by Tara Nurin - 221 Reviews - 105 List
Woe is the child who had the terrible misfortune to cry "on top of spaghetti, all covered with cheese, I lost my poor meatball when somebody sneezed". The child must not have lived in Philadelphia because any kid who grows up here knows that there is never just one meatball on top of spaghetti. What kind of Italian heritage could we claim if we were ever tempted to be so stingy with our meatballs? I mean, Mama mia! So please, if you're eating meatballs in a distant city, heed the kid's advice by holding on to your meatball and not ever sneezing. If you're here, sneeze away. There are plenty more where those came from.
Updated: October 30, 2009
This 50-year-old Italian Market stalwart is famous for its meatballs, just as it's beloved for its homemade spaghetti. The owner churns out 400-500 of the light and fluffy spheres each week--frying the all-beef patties until the crust is brown and the interior is tender. He then plops them into gravy and on onto your plate.
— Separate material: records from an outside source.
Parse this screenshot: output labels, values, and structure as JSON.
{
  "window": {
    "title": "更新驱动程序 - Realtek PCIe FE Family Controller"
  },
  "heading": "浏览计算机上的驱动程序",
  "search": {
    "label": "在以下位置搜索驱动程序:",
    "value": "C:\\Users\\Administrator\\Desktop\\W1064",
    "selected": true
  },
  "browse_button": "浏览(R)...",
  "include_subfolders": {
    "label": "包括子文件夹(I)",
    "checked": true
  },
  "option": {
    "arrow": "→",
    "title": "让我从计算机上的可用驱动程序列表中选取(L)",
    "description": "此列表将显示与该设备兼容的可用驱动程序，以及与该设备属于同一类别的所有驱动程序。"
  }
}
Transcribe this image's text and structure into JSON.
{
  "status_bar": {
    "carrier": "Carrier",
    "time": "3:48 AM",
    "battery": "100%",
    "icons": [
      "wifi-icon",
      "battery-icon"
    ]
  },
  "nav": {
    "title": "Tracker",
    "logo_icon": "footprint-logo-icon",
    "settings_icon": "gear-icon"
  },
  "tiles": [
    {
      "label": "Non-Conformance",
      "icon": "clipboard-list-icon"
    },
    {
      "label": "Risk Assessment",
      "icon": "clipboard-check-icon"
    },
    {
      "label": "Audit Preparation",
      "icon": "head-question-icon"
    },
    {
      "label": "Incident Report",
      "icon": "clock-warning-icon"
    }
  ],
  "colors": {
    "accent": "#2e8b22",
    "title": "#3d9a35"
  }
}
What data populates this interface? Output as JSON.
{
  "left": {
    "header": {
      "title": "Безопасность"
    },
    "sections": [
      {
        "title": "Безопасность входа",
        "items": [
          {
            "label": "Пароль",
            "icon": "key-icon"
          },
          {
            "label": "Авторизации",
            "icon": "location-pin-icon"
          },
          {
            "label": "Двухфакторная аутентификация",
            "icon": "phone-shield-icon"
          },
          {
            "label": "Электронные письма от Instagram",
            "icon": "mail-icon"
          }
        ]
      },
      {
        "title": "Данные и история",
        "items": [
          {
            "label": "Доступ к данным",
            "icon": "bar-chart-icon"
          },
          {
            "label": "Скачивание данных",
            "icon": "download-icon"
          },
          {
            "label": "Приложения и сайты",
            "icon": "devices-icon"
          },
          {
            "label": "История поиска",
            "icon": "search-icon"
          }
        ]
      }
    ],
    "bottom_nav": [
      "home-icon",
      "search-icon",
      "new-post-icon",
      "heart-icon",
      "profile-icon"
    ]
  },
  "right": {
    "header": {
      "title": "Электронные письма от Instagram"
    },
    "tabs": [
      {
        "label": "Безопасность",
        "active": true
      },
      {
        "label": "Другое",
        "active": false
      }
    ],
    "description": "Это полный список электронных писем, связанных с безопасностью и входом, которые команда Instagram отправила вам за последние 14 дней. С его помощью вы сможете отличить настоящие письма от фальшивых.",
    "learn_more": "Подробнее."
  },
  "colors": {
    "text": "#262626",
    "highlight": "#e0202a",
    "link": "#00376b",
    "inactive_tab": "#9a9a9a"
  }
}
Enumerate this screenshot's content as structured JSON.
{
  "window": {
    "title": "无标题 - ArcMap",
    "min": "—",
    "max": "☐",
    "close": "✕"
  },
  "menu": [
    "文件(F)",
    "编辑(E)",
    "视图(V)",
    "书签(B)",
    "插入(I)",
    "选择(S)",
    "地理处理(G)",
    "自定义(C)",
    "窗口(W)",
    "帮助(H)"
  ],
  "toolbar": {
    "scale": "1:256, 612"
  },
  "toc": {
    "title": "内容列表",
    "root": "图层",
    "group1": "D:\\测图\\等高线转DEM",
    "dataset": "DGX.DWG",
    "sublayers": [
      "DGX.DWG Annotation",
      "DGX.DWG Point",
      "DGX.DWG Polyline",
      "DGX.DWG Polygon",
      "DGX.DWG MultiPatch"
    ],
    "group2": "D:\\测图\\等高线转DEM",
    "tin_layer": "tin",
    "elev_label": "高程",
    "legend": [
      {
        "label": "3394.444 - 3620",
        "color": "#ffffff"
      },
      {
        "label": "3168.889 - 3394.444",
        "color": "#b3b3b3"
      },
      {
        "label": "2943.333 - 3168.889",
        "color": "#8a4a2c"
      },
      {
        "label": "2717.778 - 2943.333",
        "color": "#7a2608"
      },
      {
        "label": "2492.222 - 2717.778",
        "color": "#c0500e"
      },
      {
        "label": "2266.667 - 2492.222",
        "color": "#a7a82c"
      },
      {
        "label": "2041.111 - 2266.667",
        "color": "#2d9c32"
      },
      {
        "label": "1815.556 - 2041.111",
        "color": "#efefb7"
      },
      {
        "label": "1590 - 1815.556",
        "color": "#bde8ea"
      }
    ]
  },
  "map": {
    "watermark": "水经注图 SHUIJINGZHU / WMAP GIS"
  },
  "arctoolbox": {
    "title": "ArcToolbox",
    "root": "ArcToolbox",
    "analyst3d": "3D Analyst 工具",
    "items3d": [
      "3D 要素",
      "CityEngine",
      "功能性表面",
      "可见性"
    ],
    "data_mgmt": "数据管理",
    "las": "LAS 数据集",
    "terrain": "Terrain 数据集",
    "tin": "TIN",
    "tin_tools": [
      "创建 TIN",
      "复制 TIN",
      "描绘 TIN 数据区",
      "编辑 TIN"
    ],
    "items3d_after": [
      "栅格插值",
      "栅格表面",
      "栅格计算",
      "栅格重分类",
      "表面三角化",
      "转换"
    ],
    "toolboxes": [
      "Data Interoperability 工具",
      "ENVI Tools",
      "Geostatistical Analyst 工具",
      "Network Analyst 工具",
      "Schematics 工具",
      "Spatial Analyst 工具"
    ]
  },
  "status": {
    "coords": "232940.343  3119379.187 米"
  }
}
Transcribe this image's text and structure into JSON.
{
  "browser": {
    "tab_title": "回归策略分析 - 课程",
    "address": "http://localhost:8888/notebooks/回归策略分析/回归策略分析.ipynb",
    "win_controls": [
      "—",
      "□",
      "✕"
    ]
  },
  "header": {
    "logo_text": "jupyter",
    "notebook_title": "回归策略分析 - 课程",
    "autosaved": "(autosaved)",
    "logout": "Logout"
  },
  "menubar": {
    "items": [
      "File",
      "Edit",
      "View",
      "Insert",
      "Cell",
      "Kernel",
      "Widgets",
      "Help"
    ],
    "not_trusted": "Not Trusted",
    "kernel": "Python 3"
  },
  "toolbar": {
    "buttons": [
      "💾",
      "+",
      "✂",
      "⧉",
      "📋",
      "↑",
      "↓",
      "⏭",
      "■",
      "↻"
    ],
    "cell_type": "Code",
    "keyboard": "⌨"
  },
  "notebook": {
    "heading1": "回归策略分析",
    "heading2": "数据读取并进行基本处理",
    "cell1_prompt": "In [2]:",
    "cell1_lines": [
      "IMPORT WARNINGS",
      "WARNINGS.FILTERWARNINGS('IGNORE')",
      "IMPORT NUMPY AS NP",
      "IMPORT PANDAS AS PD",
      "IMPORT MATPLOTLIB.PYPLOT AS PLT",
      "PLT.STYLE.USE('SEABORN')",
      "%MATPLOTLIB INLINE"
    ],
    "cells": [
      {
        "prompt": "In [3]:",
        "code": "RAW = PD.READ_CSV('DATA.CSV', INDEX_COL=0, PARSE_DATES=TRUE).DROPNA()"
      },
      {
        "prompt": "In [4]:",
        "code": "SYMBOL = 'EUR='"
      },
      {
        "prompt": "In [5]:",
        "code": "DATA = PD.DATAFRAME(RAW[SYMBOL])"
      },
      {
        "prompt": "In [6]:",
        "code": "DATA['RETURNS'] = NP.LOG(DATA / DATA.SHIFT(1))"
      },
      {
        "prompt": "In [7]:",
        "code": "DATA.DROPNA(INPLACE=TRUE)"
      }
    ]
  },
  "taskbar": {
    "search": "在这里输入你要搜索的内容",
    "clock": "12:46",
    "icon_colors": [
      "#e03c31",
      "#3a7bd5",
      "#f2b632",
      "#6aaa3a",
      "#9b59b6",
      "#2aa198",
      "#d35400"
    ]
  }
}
This old-school South Philly restaurant boasts about its meatball dishes, which can be customized to your liking. For instance, the meatballs are typically fashioned on-premise from a combination of beef, veal and pork. But if you don't eat either veal or pork or beef, you can order them without the offending animal flesh. Similarly, they're usually served as a side dish with sausage. But you say you?d rather order them as an appetizer? Or on pasta with ragu sauce? Ask and ye shall receive.
On top of ravioli, all covered ? Wait, that's not spaghetti! That's right, at this romantic 'red-gravy Italian? place, meatballs are just as happy decorating the tops of ravioli or cavatelli as the long, thin pasta strings favored by decades of American children. Or, if you prefer your meatballs naked, you can order a side dish that comes with two balls, gravy optional.
Yes, Lucky 13 is in South Philly but this hipster beer bar offers a non-Italian twist on the old classic. Because hipster bars seem to enjoy the idea of picking apart their food these days, this menu offers not meatballs but ?Deconstructed Meatballs,? where it's not so much the meatballs that are deconstructed but, rather, the sandwich that ordinarily features the beef balls. In other words, an order of Deconstructed Meatballs arrives as a bowl of the featured circles alongside a plate of toasted bread all covered in cheese. Like we said, this isn't an Italian joint so be careful not to sneeze.
In Vietnamese, Bo Vein means meatballs and at this South Philadelphia Asian soup joint, the meatballs are beef and come one way: in rice-noodle soup. But as with many pho restaurants, although you can't customize your order, you can customize the flavor by adding as much or as little of the accompanying fresh basil, hot pepper and lemon as you wish. And we don't know if we should tell you this, but in Vietnam, no part of an animal goes wasted, meaning that although we know the meatballs here are all beef, we don't care to speculate on exactly what part of the cow is ground up inside.